But there you have it. Wendy must have thought she'd called Salmond's bluff. After all, the widespread suspicion is that he doesn't really want to have a referendum in 2010. How better to confound him then that to press for one now?  alas, poor Wendy, the time for this has passed. This was exactly the ploy you should have seized last May. But no, back then you talked about hwo a referendum was a waste of time, how there was no demand for it and you pilloried the nationalists' talk of having a vote.

But they were bluffing then and hold stronger cards now. For one, you've permitted the Labour party to be outflanked on the populist left; for another the nationalists are happier about their referendum prospects than they were last year. This poll puts support for independence at 41%.

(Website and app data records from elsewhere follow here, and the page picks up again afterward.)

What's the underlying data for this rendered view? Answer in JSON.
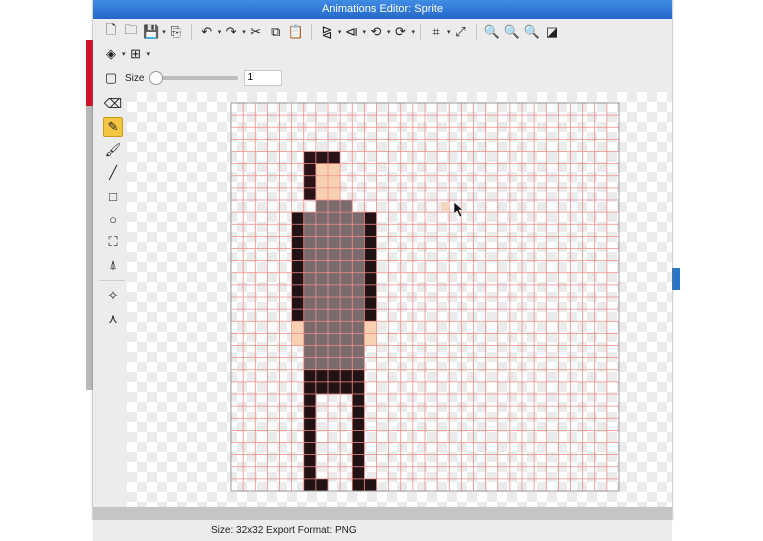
{
  "window": {
    "title": "Animations Editor: Sprite"
  },
  "toolbar": {
    "row1": [
      {
        "name": "new-file-icon",
        "glyph": "🗋",
        "caret": false
      },
      {
        "name": "open-folder-icon",
        "glyph": "🗀",
        "caret": false
      },
      {
        "name": "save-icon",
        "glyph": "💾",
        "caret": true
      },
      {
        "name": "export-icon",
        "glyph": "⎘",
        "caret": false
      },
      {
        "sep": true
      },
      {
        "name": "undo-icon",
        "glyph": "↶",
        "caret": true
      },
      {
        "name": "redo-icon",
        "glyph": "↷",
        "caret": true
      },
      {
        "name": "cut-icon",
        "glyph": "✂",
        "caret": false
      },
      {
        "name": "copy-icon",
        "glyph": "⧉",
        "caret": false
      },
      {
        "name": "paste-icon",
        "glyph": "📋",
        "caret": false
      },
      {
        "sep": true
      },
      {
        "name": "flip-horizontal-icon",
        "glyph": "⧎",
        "caret": true
      },
      {
        "name": "flip-vertical-icon",
        "glyph": "⧏",
        "caret": true
      },
      {
        "name": "rotate-left-icon",
        "glyph": "⟲",
        "caret": true
      },
      {
        "name": "rotate-right-icon",
        "glyph": "⟳",
        "caret": true
      },
      {
        "sep": true
      },
      {
        "name": "crop-icon",
        "glyph": "⌗",
        "caret": true
      },
      {
        "name": "resize-icon",
        "glyph": "⤢",
        "caret": false
      },
      {
        "sep": true
      },
      {
        "name": "zoom-in-icon",
        "glyph": "🔍",
        "caret": false
      },
      {
        "name": "zoom-out-icon",
        "glyph": "🔍",
        "caret": false
      },
      {
        "name": "zoom-fit-icon",
        "glyph": "🔍",
        "caret": false
      },
      {
        "name": "toggle-background-icon",
        "glyph": "◪",
        "caret": false
      }
    ],
    "row2": [
      {
        "name": "layers-icon",
        "glyph": "◈",
        "caret": true
      },
      {
        "name": "grid-icon",
        "glyph": "⊞",
        "caret": true
      }
    ],
    "selection_icon": "▢",
    "size_label": "Size",
    "size_value": "1",
    "size_slider_fraction": 0
  },
  "sidebar": {
    "tools": [
      {
        "name": "eraser-tool-icon",
        "glyph": "⌫",
        "active": false
      },
      {
        "name": "pencil-tool-icon",
        "glyph": "✎",
        "active": true
      },
      {
        "name": "brush-tool-icon",
        "glyph": "🖌",
        "active": false
      },
      {
        "name": "line-tool-icon",
        "glyph": "╱",
        "active": false
      },
      {
        "name": "rectangle-tool-icon",
        "glyph": "□",
        "active": false
      },
      {
        "name": "ellipse-tool-icon",
        "glyph": "○",
        "active": false
      },
      {
        "name": "fill-bucket-tool-icon",
        "glyph": "⛶",
        "active": false
      },
      {
        "name": "eyedropper-tool-icon",
        "glyph": "⍋",
        "active": false
      },
      {
        "sep": true
      },
      {
        "name": "origin-point-tool-icon",
        "glyph": "✧",
        "active": false
      },
      {
        "name": "attach-points-tool-icon",
        "glyph": "⋏",
        "active": false
      }
    ]
  },
  "canvas": {
    "grid_cols": 32,
    "grid_rows": 32,
    "grid_color": "#f28c8c",
    "pixel_colors": {
      "H": "#2b1418",
      "S": "#f8d2b0",
      "G": "#7a6c6c",
      "D": "#211314"
    },
    "sprite_rows": [
      "................................",
      "................................",
      "................................",
      "................................",
      "......HHH.......................",
      "......HSS.......................",
      "......HSS.......................",
      "......HSS.......................",
      ".......GGG......................",
      ".....DGGGGGD....................",
      ".....DGGGGGD....................",
      ".....DGGGGGD....................",
      ".....DGGGGGD....................",
      ".....DGGGGGD....................",
      ".....DGGGGGD....................",
      ".....DGGGGGD....................",
      ".....DGGGGGD....................",
      ".....DGGGGGD....................",
      ".....SGGGGGS....................",
      ".....SGGGGGS....................",
      "......GGGGG.....................",
      "......GGGGG.....................",
      "......DDDDD.....................",
      "......DDDDD.....................",
      "......D...D.....................",
      "......D...D.....................",
      "......D...D.....................",
      "......D...D.....................",
      "......D...D.....................",
      "......D...D.....................",
      "......D...D.....................",
      "......DD..DD...................."
    ]
  },
  "statusbar": {
    "text": "Size: 32x32   Export Format: PNG"
  }
}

And of course you look like either a) a fool or b) a headless chicken right now since, before you talked about a "snap" referendum you endorsed your own tri-party constitutional review process that will, in time, deliver its views on what, if any, additional powers Holyrood needs if it is to work more effectively. Assuming that the upshot of that process was a three question referendum - independence, more powers, status quo* - it was generally thought that Labour would campaign on the "more powers" platform.

Now although that policy necessarily bought a degree of nationalist logic - which is, after all, also the prevailing drift of the electorate - it at least made some sense. Now there's this lunge to find the last remaining magic bullet that might kill Salmond. But it looks panicked and hasty: a spur of the moment decision, not one borne of wisdom or calculation. What happens to Wendy's own constitutional review policy now?

The moment, as I say and said then, for the Unionist push for a two question - independence or status quo - referendum was after the election. It's foolish to believe that moment is still there. It isn't. The game has moved on. So, wee Wendy gave up a favourable position last May and won nothing for doing so, now she seeks to fight the same point on ground markedly less favourable to her.

Verily, she's a Brownite.

*The Nationalists should press for a fourth option: "dissolution of the Scottish Parliament" since that will attract support from the "status quo", making it more likely that independence or more powers get over the 50% winning line. win a plurality. (Thanks reader, Andrew. You're right.)

Written byAlex Massie

Alex Massie is Scotland Editor of The Spectator. He also writes a column for The Times and is a regular contributor to the Scottish Daily Mail, The Scotsman and other publications.